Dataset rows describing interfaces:
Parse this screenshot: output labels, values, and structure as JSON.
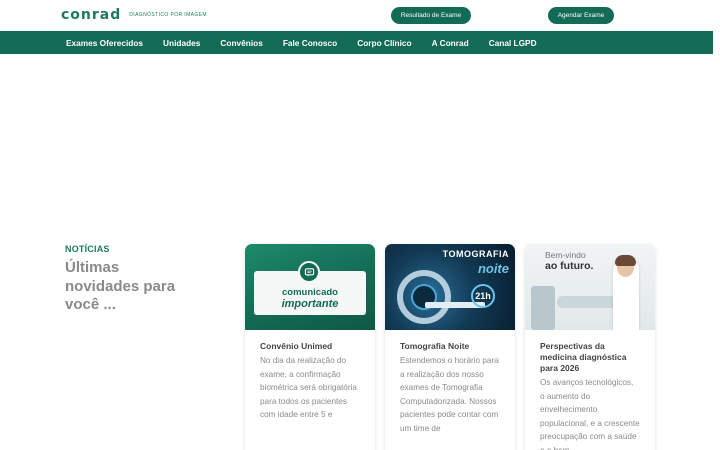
{
  "header": {
    "logo_text": "conrad",
    "logo_tagline": "diagnóstico por imagem",
    "result_button": "Resultado de Exame",
    "schedule_button": "Agendar Exame"
  },
  "nav": {
    "items": [
      "Exames Oferecidos",
      "Unidades",
      "Convênios",
      "Fale Conosco",
      "Corpo Clínico",
      "A Conrad",
      "Canal LGPD"
    ]
  },
  "news": {
    "kicker": "NOTÍCIAS",
    "title": "Últimas novidades para você ..."
  },
  "cards": [
    {
      "title": "Convênio Unimed",
      "text": "No dia da realização do exame, a confirmação biométrica será obrigatória para todos os pacientes com idade entre 5 e",
      "img_line1": "comunicado",
      "img_line2": "importante"
    },
    {
      "title": "Tomografia Noite",
      "text": "Estendemos o horário para a realização dos nosso exames de Tomografia Computadorizada. Nossos pacientes pode contar com um time de",
      "img_line1": "TOMOGRAFIA",
      "img_line2": "noite",
      "img_badge": "21h"
    },
    {
      "title": "Perspectivas da medicina diagnóstica para 2026",
      "text": "Os avanços tecnológicos, o aumento do envelhecimento populacional, e a crescente preocupação com a saúde e o bem-",
      "img_line1": "Bem-vindo",
      "img_line2": "ao futuro."
    }
  ],
  "colors": {
    "brand_green": "#136b55",
    "accent_green": "#1c7a5f",
    "muted_text": "#8a8a8a"
  }
}
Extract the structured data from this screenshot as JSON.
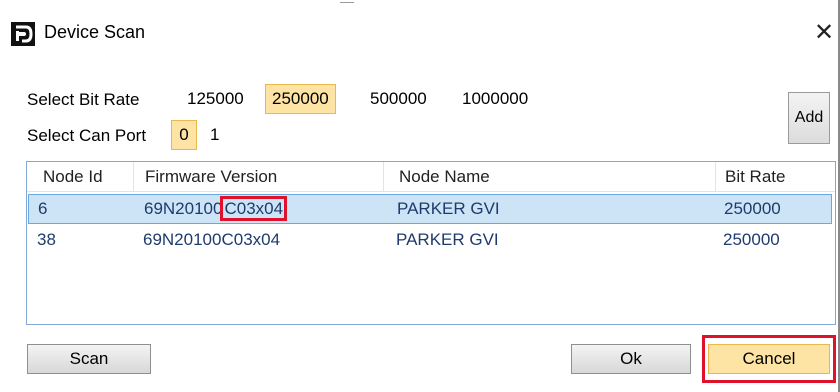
{
  "window": {
    "title": "Device Scan",
    "close_glyph": "✕"
  },
  "bitrate": {
    "label": "Select Bit Rate",
    "options": [
      "125000",
      "250000",
      "500000",
      "1000000"
    ],
    "selected": "250000"
  },
  "canport": {
    "label": "Select Can Port",
    "options": [
      "0",
      "1"
    ],
    "selected": "0"
  },
  "add_label": "Add",
  "table": {
    "columns": [
      "Node Id",
      "Firmware Version",
      "Node Name",
      "Bit Rate"
    ],
    "rows": [
      {
        "node_id": "6",
        "firmware_prefix": "69N20100",
        "firmware_suffix": "C03x04",
        "node_name": "PARKER GVI",
        "bit_rate": "250000"
      },
      {
        "node_id": "38",
        "firmware": "69N20100C03x04",
        "node_name": "PARKER GVI",
        "bit_rate": "250000"
      }
    ]
  },
  "buttons": {
    "scan": "Scan",
    "ok": "Ok",
    "cancel": "Cancel"
  },
  "colors": {
    "selected_option": "#fde3a4",
    "selected_row": "#cde4f7",
    "highlight_box": "#e0112b",
    "row_text": "#1f3b6d"
  }
}
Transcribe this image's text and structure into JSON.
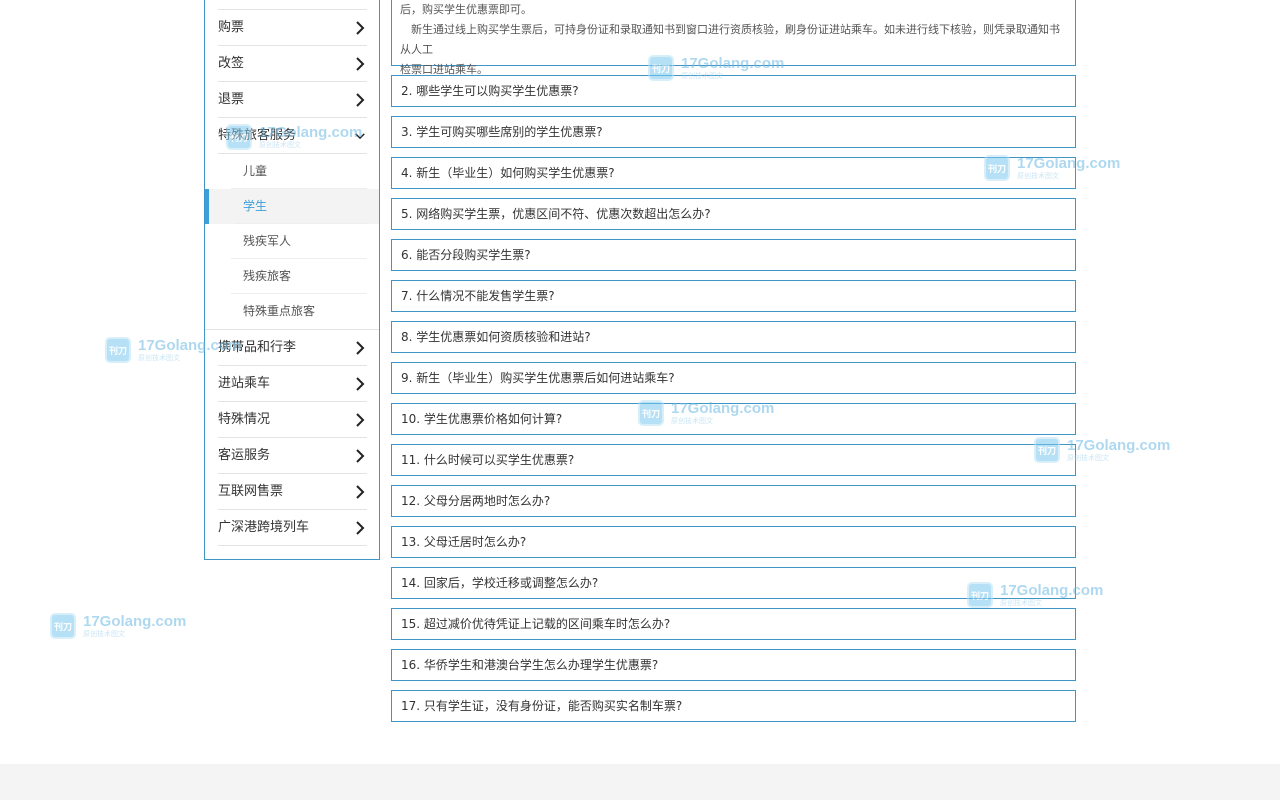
{
  "sidebar": {
    "items_top": [
      {
        "label": "购票"
      },
      {
        "label": "改签"
      },
      {
        "label": "退票"
      }
    ],
    "expanded": {
      "label": "特殊旅客服务",
      "children": [
        {
          "label": "儿童"
        },
        {
          "label": "学生"
        },
        {
          "label": "残疾军人"
        },
        {
          "label": "残疾旅客"
        },
        {
          "label": "特殊重点旅客"
        }
      ],
      "active_index": 1
    },
    "items_bottom": [
      {
        "label": "携带品和行李"
      },
      {
        "label": "进站乘车"
      },
      {
        "label": "特殊情况"
      },
      {
        "label": "客运服务"
      },
      {
        "label": "互联网售票"
      },
      {
        "label": "广深港跨境列车"
      }
    ]
  },
  "faq": {
    "intro": {
      "line1": "后，购买学生优惠票即可。",
      "line2": "新生通过线上购买学生票后，可持身份证和录取通知书到窗口进行资质核验，刷身份证进站乘车。如未进行线下核验，则凭录取通知书从人工",
      "line3": "检票口进站乘车。"
    },
    "questions": [
      "2. 哪些学生可以购买学生优惠票?",
      "3. 学生可购买哪些席别的学生优惠票?",
      "4. 新生（毕业生）如何购买学生优惠票?",
      "5. 网络购买学生票，优惠区间不符、优惠次数超出怎么办?",
      "6. 能否分段购买学生票?",
      "7. 什么情况不能发售学生票?",
      "8. 学生优惠票如何资质核验和进站?",
      "9. 新生（毕业生）购买学生优惠票后如何进站乘车?",
      "10. 学生优惠票价格如何计算?",
      "11. 什么时候可以买学生优惠票?",
      "12. 父母分居两地时怎么办?",
      "13. 父母迁居时怎么办?",
      "14. 回家后，学校迁移或调整怎么办?",
      "15. 超过减价优待凭证上记载的区间乘车时怎么办?",
      "16. 华侨学生和港澳台学生怎么办理学生优惠票?",
      "17. 只有学生证，没有身份证，能否购买实名制车票?"
    ]
  },
  "watermark": {
    "logo_text": "刊刀",
    "brand": "17Golang.com",
    "sub": "原创技术图文"
  },
  "colors": {
    "border_blue": "#3f95c6",
    "active_blue": "#3b9fd9",
    "footer_gray": "#f4f4f4"
  }
}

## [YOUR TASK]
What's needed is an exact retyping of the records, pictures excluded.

## [YOUR RESPONSE]
Parse this screenshot: output labels, values, and structure as JSON.
{
  "header": {
    "logo_text": "conrad",
    "logo_tagline": "diagnóstico por imagem",
    "result_button": "Resultado de Exame",
    "schedule_button": "Agendar Exame"
  },
  "nav": {
    "items": [
      "Exames Oferecidos",
      "Unidades",
      "Convênios",
      "Fale Conosco",
      "Corpo Clínico",
      "A Conrad",
      "Canal LGPD"
    ]
  },
  "news": {
    "kicker": "NOTÍCIAS",
    "title": "Últimas novidades para você ..."
  },
  "cards": [
    {
      "title": "Convênio Unimed",
      "text": "No dia da realização do exame, a confirmação biométrica será obrigatória para todos os pacientes com idade entre 5 e",
      "img_line1": "comunicado",
      "img_line2": "importante"
    },
    {
      "title": "Tomografia Noite",
      "text": "Estendemos o horário para a realização dos nosso exames de Tomografia Computadorizada. Nossos pacientes pode contar com um time de",
      "img_line1": "TOMOGRAFIA",
      "img_line2": "noite",
      "img_badge": "21h"
    },
    {
      "title": "Perspectivas da medicina diagnóstica para 2026",
      "text": "Os avanços tecnológicos, o aumento do envelhecimento populacional, e a crescente preocupação com a saúde e o bem-",
      "img_line1": "Bem-vindo",
      "img_line2": "ao futuro."
    }
  ],
  "colors": {
    "brand_green": "#136b55",
    "accent_green": "#1c7a5f",
    "muted_text": "#8a8a8a"
  }
}
Extract the structured data from this screenshot as JSON.
{
  "window": {
    "title": "Device Scan",
    "close_glyph": "✕"
  },
  "bitrate": {
    "label": "Select Bit Rate",
    "options": [
      "125000",
      "250000",
      "500000",
      "1000000"
    ],
    "selected": "250000"
  },
  "canport": {
    "label": "Select Can Port",
    "options": [
      "0",
      "1"
    ],
    "selected": "0"
  },
  "add_label": "Add",
  "table": {
    "columns": [
      "Node Id",
      "Firmware Version",
      "Node Name",
      "Bit Rate"
    ],
    "rows": [
      {
        "node_id": "6",
        "firmware_prefix": "69N20100",
        "firmware_suffix": "C03x04",
        "node_name": "PARKER GVI",
        "bit_rate": "250000"
      },
      {
        "node_id": "38",
        "firmware": "69N20100C03x04",
        "node_name": "PARKER GVI",
        "bit_rate": "250000"
      }
    ]
  },
  "buttons": {
    "scan": "Scan",
    "ok": "Ok",
    "cancel": "Cancel"
  },
  "colors": {
    "selected_option": "#fde3a4",
    "selected_row": "#cde4f7",
    "highlight_box": "#e0112b",
    "row_text": "#1f3b6d"
  }
}
Transcribe this image's text and structure into JSON.
{
  "sidebar": {
    "items_top": [
      {
        "label": "购票"
      },
      {
        "label": "改签"
      },
      {
        "label": "退票"
      }
    ],
    "expanded": {
      "label": "特殊旅客服务",
      "children": [
        {
          "label": "儿童"
        },
        {
          "label": "学生"
        },
        {
          "label": "残疾军人"
        },
        {
          "label": "残疾旅客"
        },
        {
          "label": "特殊重点旅客"
        }
      ],
      "active_index": 1
    },
    "items_bottom": [
      {
        "label": "携带品和行李"
      },
      {
        "label": "进站乘车"
      },
      {
        "label": "特殊情况"
      },
      {
        "label": "客运服务"
      },
      {
        "label": "互联网售票"
      },
      {
        "label": "广深港跨境列车"
      }
    ]
  },
  "faq": {
    "intro": {
      "line1": "后，购买学生优惠票即可。",
      "line2": "新生通过线上购买学生票后，可持身份证和录取通知书到窗口进行资质核验，刷身份证进站乘车。如未进行线下核验，则凭录取通知书从人工",
      "line3": "检票口进站乘车。"
    },
    "questions": [
      "2. 哪些学生可以购买学生优惠票?",
      "3. 学生可购买哪些席别的学生优惠票?",
      "4. 新生（毕业生）如何购买学生优惠票?",
      "5. 网络购买学生票，优惠区间不符、优惠次数超出怎么办?",
      "6. 能否分段购买学生票?",
      "7. 什么情况不能发售学生票?",
      "8. 学生优惠票如何资质核验和进站?",
      "9. 新生（毕业生）购买学生优惠票后如何进站乘车?",
      "10. 学生优惠票价格如何计算?",
      "11. 什么时候可以买学生优惠票?",
      "12. 父母分居两地时怎么办?",
      "13. 父母迁居时怎么办?",
      "14. 回家后，学校迁移或调整怎么办?",
      "15. 超过减价优待凭证上记载的区间乘车时怎么办?",
      "16. 华侨学生和港澳台学生怎么办理学生优惠票?",
      "17. 只有学生证，没有身份证，能否购买实名制车票?"
    ]
  },
  "watermark": {
    "logo_text": "刊刀",
    "brand": "17Golang.com",
    "sub": "原创技术图文"
  },
  "colors": {
    "border_blue": "#3f95c6",
    "active_blue": "#3b9fd9",
    "footer_gray": "#f4f4f4"
  }
}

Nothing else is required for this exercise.